LANDS OF CONTENTION
The Prime Minister, Dr Manmohan Singh's promise to put in place a more humane policy towards those displaced from lands acquired for new industrial projects is timely. Land acquisition is increasingly becoming controversial with the conflict between the state and those affected by such acquisitions often escalating into a serious law and order problem with human casualties. The fact that such incidents are also fair game for the Opposition to score debating points against the ruling party only makes the problem that much more difficult to resolve.
The time has come to revisit the concept of `public purpose' that governments use to acquire private lands. Such a concept could be readily conceded when the State was picking up land for its own development initiatives or for setting up an industrial undertaking wholly owned by it, but the device comes under some strain when it is used to facilitate private investments. This is not to say that private investments do not add to societal well-being. Indeed, judicial thinking elsewhere in the world is veering towards such a liberal interpretation of the notion of `public purpose' in the context of compulsory acquisition of private lands.
But where benefits to the public are inherently in the nature of secondary or tertiary outcome to primary private benefit, the debate is bound to be fractious. On the other hand, the country does not have the luxury of ducking the question either. Both the Centre and the States operate under such severe budgetary constraints that co-opting private capital for the provision of social and economic infrastructure so essential for economic growth has increasingly become inevitable. Clearly there is a need for evolving a consensus on the definition of `public purpose' that warrants compulsory acquisition of private lands. Perhaps this is a fit case for the National Development Council, where all the States and the Centre are represented, to deliberate upon and arrive at a political consensus.

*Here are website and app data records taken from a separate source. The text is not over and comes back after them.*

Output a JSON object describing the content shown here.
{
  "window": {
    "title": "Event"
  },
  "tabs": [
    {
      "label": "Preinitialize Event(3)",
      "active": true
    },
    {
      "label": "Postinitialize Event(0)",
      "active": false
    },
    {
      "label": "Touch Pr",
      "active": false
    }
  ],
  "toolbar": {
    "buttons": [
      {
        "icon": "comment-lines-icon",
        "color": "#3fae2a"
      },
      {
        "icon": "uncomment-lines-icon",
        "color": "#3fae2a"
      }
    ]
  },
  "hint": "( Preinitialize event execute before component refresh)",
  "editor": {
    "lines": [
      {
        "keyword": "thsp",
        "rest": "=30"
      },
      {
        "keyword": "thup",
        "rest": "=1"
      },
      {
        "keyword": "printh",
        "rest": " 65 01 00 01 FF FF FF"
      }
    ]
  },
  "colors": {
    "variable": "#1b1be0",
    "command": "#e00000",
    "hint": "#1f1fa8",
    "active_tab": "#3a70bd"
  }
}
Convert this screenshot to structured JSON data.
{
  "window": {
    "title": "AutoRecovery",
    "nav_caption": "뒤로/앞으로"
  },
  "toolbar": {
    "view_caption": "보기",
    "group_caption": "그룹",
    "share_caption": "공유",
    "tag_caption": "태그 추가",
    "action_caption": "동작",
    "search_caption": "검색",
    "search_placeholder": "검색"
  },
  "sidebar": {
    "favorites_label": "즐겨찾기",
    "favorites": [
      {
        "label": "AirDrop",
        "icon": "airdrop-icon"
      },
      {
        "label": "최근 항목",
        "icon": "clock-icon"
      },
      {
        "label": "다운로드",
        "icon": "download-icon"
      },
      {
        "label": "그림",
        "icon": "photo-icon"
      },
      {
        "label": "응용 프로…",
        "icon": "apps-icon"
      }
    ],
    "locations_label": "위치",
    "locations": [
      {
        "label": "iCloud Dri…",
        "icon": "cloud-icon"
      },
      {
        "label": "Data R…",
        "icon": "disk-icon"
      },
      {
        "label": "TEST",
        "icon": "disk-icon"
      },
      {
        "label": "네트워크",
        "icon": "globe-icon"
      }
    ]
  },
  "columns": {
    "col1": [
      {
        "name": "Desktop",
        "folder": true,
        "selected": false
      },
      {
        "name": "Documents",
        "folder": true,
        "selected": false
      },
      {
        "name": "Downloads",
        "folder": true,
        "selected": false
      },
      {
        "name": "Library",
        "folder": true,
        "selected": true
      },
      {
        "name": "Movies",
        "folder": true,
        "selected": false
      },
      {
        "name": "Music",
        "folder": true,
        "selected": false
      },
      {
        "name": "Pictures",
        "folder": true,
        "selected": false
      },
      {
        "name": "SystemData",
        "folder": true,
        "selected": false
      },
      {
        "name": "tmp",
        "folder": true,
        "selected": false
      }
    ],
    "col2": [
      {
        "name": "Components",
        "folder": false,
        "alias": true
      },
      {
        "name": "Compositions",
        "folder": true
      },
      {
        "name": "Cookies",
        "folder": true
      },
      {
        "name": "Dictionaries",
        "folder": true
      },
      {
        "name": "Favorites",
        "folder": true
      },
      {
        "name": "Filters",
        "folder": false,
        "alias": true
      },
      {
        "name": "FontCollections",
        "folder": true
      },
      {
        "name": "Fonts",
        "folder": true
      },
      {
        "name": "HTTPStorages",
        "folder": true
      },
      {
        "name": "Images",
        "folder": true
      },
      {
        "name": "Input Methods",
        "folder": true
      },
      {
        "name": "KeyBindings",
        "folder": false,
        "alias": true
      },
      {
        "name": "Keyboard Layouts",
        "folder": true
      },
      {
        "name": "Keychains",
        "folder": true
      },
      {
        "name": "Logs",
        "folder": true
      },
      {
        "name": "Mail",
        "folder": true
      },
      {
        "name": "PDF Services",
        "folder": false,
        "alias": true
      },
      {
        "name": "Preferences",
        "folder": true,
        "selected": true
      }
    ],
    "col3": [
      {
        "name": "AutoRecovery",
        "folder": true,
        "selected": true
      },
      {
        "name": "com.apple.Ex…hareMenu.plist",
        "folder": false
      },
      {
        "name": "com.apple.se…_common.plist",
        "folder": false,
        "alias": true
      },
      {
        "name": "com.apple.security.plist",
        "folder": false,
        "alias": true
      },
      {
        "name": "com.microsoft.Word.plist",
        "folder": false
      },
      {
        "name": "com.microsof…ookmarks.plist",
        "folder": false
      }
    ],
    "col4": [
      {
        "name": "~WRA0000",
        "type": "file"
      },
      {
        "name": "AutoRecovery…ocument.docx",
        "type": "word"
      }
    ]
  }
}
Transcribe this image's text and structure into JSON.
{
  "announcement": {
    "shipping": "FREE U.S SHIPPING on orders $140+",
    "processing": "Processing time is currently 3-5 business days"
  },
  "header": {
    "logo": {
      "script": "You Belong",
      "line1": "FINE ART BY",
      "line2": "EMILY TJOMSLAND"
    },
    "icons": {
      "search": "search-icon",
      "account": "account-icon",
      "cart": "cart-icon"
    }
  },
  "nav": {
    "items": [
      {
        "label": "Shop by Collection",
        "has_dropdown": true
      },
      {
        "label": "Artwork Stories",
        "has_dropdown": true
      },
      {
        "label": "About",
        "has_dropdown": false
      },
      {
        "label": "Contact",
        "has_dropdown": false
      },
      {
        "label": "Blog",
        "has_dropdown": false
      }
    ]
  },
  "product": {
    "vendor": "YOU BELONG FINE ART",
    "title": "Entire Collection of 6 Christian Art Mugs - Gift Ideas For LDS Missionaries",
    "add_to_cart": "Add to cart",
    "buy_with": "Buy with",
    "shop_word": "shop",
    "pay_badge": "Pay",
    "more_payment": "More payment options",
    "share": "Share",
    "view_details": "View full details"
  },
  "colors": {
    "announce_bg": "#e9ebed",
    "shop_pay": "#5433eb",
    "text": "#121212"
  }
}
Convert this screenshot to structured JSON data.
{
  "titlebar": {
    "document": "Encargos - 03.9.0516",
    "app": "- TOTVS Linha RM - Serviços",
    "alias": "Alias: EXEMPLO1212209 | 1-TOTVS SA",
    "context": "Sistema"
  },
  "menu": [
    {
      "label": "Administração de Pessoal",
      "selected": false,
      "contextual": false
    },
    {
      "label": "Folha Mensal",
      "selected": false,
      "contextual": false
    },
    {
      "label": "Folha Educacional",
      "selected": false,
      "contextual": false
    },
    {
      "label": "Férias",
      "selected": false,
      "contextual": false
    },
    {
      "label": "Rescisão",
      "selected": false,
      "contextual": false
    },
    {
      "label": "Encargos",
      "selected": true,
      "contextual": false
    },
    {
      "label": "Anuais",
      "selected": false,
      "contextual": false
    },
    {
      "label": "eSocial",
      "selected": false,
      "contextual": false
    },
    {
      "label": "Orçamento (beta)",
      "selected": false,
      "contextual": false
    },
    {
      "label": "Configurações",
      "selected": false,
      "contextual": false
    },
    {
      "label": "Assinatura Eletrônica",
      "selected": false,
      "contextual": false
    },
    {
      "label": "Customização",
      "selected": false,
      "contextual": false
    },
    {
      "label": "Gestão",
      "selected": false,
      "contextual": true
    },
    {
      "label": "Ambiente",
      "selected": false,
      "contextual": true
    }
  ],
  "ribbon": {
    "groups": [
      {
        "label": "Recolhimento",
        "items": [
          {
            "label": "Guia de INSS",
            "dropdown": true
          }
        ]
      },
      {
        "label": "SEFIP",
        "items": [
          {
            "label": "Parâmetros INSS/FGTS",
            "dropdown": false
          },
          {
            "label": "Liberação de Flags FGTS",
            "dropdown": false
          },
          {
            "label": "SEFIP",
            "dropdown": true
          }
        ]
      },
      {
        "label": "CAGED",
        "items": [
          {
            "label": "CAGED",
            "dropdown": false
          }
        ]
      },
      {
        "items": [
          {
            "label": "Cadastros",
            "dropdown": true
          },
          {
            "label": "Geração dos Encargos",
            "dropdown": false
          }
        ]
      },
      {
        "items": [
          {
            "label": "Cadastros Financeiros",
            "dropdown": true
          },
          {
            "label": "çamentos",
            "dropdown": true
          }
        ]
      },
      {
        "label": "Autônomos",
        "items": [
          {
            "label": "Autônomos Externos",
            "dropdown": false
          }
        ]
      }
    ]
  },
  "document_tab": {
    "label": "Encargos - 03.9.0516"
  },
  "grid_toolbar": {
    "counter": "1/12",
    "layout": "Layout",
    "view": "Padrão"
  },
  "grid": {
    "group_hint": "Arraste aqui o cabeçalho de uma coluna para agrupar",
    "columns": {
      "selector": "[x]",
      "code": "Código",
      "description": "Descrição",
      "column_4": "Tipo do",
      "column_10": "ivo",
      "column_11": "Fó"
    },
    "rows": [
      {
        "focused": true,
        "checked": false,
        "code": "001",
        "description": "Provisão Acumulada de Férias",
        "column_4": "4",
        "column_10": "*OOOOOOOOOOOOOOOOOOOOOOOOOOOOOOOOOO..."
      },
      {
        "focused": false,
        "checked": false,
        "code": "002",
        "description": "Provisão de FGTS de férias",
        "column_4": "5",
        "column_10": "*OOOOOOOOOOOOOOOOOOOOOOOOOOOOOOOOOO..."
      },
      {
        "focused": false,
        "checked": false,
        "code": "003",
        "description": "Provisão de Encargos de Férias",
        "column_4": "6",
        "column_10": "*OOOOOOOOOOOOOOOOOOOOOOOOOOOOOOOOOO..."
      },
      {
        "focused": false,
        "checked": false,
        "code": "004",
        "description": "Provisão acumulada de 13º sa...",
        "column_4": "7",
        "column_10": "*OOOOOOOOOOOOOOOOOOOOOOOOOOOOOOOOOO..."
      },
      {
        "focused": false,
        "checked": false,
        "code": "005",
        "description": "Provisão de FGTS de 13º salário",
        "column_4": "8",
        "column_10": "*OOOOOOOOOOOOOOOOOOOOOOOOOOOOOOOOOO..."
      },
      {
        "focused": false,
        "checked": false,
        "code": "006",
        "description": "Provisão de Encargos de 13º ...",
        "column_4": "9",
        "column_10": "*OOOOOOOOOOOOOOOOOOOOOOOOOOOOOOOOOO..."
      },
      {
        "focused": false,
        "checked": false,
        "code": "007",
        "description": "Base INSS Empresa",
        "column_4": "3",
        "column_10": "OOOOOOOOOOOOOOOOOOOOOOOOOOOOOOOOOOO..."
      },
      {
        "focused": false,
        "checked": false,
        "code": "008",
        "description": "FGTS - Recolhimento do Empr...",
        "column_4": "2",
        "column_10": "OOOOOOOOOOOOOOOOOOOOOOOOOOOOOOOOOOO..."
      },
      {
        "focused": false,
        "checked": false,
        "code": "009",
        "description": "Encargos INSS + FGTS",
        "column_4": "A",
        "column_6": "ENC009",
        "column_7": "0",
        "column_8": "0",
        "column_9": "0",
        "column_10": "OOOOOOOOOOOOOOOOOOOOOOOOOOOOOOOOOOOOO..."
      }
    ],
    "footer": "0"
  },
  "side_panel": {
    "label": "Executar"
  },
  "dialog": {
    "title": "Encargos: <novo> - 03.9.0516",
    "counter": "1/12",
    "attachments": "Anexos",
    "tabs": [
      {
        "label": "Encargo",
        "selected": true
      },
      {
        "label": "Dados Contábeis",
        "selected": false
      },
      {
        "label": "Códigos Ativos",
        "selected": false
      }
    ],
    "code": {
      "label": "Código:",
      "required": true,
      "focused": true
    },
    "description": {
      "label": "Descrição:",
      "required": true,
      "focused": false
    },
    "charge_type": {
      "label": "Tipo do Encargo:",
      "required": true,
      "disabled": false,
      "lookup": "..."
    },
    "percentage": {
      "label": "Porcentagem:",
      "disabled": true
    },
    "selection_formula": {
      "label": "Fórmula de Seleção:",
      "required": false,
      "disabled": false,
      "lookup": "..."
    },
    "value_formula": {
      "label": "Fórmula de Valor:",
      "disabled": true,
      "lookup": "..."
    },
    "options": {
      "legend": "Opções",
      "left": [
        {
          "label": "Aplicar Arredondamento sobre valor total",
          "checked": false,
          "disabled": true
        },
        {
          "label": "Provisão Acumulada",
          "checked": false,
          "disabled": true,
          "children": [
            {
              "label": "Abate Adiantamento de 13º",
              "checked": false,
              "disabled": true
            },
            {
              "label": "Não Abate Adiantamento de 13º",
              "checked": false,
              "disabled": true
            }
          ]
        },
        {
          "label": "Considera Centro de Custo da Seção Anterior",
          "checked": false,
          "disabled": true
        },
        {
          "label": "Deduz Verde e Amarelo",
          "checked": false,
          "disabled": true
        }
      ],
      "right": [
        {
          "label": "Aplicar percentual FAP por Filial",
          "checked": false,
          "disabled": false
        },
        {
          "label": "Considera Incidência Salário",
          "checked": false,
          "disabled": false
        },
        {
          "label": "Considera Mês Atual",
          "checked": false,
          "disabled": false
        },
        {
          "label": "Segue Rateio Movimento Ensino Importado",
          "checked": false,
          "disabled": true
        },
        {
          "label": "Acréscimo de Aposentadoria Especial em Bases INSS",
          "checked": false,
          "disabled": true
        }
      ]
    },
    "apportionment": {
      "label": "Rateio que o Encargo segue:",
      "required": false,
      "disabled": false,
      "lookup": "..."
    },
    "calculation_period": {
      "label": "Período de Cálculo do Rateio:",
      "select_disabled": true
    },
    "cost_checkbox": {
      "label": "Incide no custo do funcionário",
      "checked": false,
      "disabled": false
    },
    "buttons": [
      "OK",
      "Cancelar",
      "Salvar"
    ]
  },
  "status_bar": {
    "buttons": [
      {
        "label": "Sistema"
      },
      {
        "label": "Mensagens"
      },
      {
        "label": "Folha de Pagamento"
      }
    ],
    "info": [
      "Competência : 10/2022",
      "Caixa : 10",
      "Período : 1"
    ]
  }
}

Finally, land acquisition even for the most laudable `public purpose' or a scheme of rehabilitation that accommodates even the most remotely affected, may not seem humane if the compensation is seen as niggardly. The current market value arrived at by whatsoever means for the property may not seem so fair as notions of fair market value etc. are appropriate only when the buyer and the seller come together of their own free volition and settle at a price that each thinks is appropriate. But compulsory acquisitions belong to a different category altogether.